That means some corporation gets a decent percentage of every sale you make for simply putting the money in your bank account.
One old school banker once explained to me that one reason it’s a percentage — other than the credit card networks trying sh*t on and getting away with it — is that there is a small risk for every transaction that the goods or services aren’t delivered.
The credit card processing fee is a kind of insurance policy to protect cardholders. Still, even if this is true, the cost is stupidly high.
There’s no alternative so we just pay the fee and say nothing.
Bank loyalty is stupid
Some people love their bank LOL.
“I’ve been with them since I was 16. They gave me a car loan.”
Make no mistake, the bank’s only goal is to make a giant profit off you. They don’t care about you or your family — it’s a pretend act to get into your back pocket.
The moment a recession or financial crisis hits, they’ll leave you in the street with nothing. Forget bank loyalty. Be loyal to yourself. Shop around and always go with the bank that has the best deal.
Then remember every year to re-check rates and possibly move again. It’s just business (the bank’s motto too).
The gold mine of banking data
The best data in history is banking data.
It tells you exactly what people spend their money on and where. The banks get this data for free. The new Open Banking movement allows banks to monetize your data.
They disguise their ploy with “your banking data will be movable” and that’s true — and good. But the real aim of the game is to use your data to sell you stuff and get you into more debt.
People hand over their banking data without thinking twice. Don’t.
The true meaning of mortgage
In Latin the meaning of “mort” is death and “gage” translates to pledge.
People take out mortgages like they’re nothing. Like they’re just, you know, getting a home and their slice of the American dream.
But a mortgage is a death pledge. If you don’t pay then you owe the debt until death. The bank will do anything it can to get their money back.
Sure, we all have good intentions and hope to pay back our mortgages. The thing is layoffs and recessions can come out of nowhere.
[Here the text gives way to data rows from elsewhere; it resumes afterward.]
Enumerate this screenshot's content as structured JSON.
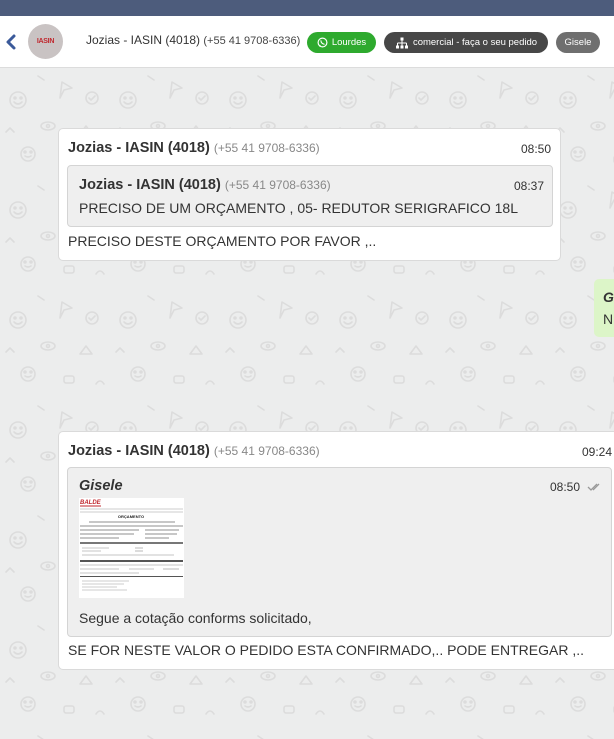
{
  "header": {
    "avatar_logo": "IASIN",
    "contact_name": "Jozias - IASIN (4018)",
    "contact_phone": "(+55 41 9708-6336)",
    "tags": [
      {
        "label": "Lourdes",
        "icon": "whatsapp-icon",
        "color": "#2eaa2e"
      },
      {
        "label": "comercial - faça o seu pedido",
        "icon": "org-chart-icon",
        "color": "#474747"
      },
      {
        "label": "Gisele",
        "color": "#6f6f6f"
      }
    ]
  },
  "messages": [
    {
      "sender": "Jozias - IASIN (4018)",
      "phone": "(+55 41 9708-6336)",
      "time": "08:50",
      "quoted": {
        "sender": "Jozias - IASIN (4018)",
        "phone": "(+55 41 9708-6336)",
        "time": "08:37",
        "text": "PRECISO DE UM ORÇAMENTO , 05- REDUTOR SERIGRAFICO 18L"
      },
      "text": "PRECISO DESTE ORÇAMENTO POR FAVOR ,.."
    },
    {
      "sender": "Jozias - IASIN (4018)",
      "phone": "(+55 41 9708-6336)",
      "time": "09:24",
      "quoted": {
        "sender": "Gisele",
        "time": "08:50",
        "attachment_logo": "BALDE",
        "attachment_title": "ORÇAMENTO",
        "text": "Segue a cotação conforms solicitado,"
      },
      "text": "SE FOR NESTE VALOR O PEDIDO ESTA CONFIRMADO,.. PODE ENTREGAR ,.."
    }
  ],
  "partial_bubble": {
    "line1": "G",
    "line2": "N"
  }
}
One minute you can pay the mortgage no problem, and the next minute a crisis strikes and you can’t pay.
Of course the bank will give you some time to get back on your feet, although not much time. If you don’t pay, they sell your house for whatever they can get and you’ll likely go bankrupt.
There’s zero compassion, zero empathy.
So the lesson here is don’t get into too much debt with a bank. Take a more modest loan than everyone else and have excess cash to get you through hard times. That’s the final lesson I learned as a banker.
This article is for informational purposes only, it should not be considered financial, tax or legal advice. Consult a financial professional before making any major financial decisions.